[ENTRIES SHOWN — start]

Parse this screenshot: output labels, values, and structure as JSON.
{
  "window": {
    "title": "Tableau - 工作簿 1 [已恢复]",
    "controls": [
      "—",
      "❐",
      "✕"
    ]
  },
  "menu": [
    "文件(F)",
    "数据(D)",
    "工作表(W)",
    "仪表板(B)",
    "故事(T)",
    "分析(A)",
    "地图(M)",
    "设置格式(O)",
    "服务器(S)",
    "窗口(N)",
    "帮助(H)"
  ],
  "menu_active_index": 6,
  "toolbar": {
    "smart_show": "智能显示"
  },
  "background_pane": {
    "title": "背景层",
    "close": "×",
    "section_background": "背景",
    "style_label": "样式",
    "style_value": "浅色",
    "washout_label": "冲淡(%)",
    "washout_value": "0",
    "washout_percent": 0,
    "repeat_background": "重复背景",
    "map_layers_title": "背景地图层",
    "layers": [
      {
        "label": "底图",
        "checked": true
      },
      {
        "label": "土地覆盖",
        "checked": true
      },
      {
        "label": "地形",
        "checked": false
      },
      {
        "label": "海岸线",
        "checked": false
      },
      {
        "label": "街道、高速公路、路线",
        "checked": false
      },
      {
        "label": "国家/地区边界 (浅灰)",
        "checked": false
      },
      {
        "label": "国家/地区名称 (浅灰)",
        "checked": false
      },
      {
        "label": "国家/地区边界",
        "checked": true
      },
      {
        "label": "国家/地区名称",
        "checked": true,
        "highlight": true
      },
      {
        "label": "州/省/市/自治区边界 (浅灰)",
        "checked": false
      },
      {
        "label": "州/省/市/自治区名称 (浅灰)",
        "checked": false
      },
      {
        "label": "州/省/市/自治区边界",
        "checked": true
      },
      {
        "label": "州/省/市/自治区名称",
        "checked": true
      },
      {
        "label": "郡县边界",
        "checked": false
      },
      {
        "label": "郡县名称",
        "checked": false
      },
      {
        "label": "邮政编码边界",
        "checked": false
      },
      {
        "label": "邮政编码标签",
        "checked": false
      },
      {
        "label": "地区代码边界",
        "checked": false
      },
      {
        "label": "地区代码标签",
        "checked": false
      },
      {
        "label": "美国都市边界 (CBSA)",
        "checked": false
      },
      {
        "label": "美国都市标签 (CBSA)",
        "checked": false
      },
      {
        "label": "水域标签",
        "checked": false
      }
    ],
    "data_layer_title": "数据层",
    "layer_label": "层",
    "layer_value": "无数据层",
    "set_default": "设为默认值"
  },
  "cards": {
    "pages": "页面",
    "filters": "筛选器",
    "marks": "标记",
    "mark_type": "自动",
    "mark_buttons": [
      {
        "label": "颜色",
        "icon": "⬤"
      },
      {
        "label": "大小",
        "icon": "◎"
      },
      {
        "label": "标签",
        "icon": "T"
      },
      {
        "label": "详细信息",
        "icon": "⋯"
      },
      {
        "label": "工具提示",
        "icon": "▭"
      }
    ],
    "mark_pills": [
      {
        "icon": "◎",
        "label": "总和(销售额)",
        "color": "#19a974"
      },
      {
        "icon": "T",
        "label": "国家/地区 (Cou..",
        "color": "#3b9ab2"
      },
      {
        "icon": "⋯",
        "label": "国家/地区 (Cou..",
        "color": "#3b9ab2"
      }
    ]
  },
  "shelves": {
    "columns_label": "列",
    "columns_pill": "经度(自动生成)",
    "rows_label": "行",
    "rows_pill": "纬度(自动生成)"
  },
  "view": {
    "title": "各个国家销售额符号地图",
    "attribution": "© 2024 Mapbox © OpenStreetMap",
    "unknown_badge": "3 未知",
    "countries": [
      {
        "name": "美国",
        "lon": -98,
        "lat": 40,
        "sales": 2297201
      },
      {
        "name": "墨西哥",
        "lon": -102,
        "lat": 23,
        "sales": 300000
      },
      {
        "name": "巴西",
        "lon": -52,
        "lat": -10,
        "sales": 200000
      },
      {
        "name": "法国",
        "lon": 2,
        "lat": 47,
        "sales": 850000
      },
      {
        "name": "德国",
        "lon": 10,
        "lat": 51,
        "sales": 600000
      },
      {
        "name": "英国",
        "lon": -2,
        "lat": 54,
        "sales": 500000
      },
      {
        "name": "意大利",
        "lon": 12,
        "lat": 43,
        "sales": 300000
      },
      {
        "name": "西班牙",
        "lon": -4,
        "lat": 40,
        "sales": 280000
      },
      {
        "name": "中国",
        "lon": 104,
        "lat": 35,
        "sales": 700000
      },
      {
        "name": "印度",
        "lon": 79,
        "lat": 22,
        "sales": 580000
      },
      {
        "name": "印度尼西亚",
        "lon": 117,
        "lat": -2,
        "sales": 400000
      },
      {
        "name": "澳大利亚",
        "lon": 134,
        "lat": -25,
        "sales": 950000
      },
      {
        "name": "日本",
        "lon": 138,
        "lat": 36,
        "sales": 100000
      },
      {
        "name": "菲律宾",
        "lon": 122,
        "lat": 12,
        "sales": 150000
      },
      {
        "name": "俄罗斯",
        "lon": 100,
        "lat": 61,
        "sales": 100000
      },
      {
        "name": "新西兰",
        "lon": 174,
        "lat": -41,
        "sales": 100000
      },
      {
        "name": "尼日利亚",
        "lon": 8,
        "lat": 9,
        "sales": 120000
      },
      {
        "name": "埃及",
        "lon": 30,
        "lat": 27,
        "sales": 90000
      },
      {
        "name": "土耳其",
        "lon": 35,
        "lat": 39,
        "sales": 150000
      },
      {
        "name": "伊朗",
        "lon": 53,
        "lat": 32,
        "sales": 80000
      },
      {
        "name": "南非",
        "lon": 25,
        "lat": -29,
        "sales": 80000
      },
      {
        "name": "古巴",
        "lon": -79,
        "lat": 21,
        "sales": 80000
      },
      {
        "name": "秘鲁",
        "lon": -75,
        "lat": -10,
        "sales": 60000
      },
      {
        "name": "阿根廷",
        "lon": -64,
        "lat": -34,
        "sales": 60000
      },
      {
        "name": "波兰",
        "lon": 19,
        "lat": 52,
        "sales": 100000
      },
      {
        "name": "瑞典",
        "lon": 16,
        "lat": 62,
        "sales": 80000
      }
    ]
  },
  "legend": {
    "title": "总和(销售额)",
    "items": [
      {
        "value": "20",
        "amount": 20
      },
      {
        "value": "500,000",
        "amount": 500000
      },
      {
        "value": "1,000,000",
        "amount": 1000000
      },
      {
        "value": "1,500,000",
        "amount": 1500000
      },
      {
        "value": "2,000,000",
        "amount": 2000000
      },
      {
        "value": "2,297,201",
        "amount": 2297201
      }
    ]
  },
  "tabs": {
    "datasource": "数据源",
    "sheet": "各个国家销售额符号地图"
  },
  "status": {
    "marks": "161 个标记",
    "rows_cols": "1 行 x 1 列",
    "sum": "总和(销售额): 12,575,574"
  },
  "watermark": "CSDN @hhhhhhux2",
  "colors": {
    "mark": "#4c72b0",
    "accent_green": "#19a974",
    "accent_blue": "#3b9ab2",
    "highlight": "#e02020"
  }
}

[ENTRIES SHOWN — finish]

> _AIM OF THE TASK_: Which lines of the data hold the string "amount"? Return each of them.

> _TASK OUTPUT_:
        "amount": 20
        "amount": 500000
        "amount": 1000000
        "amount": 1500000
        "amount": 2000000
        "amount": 2297201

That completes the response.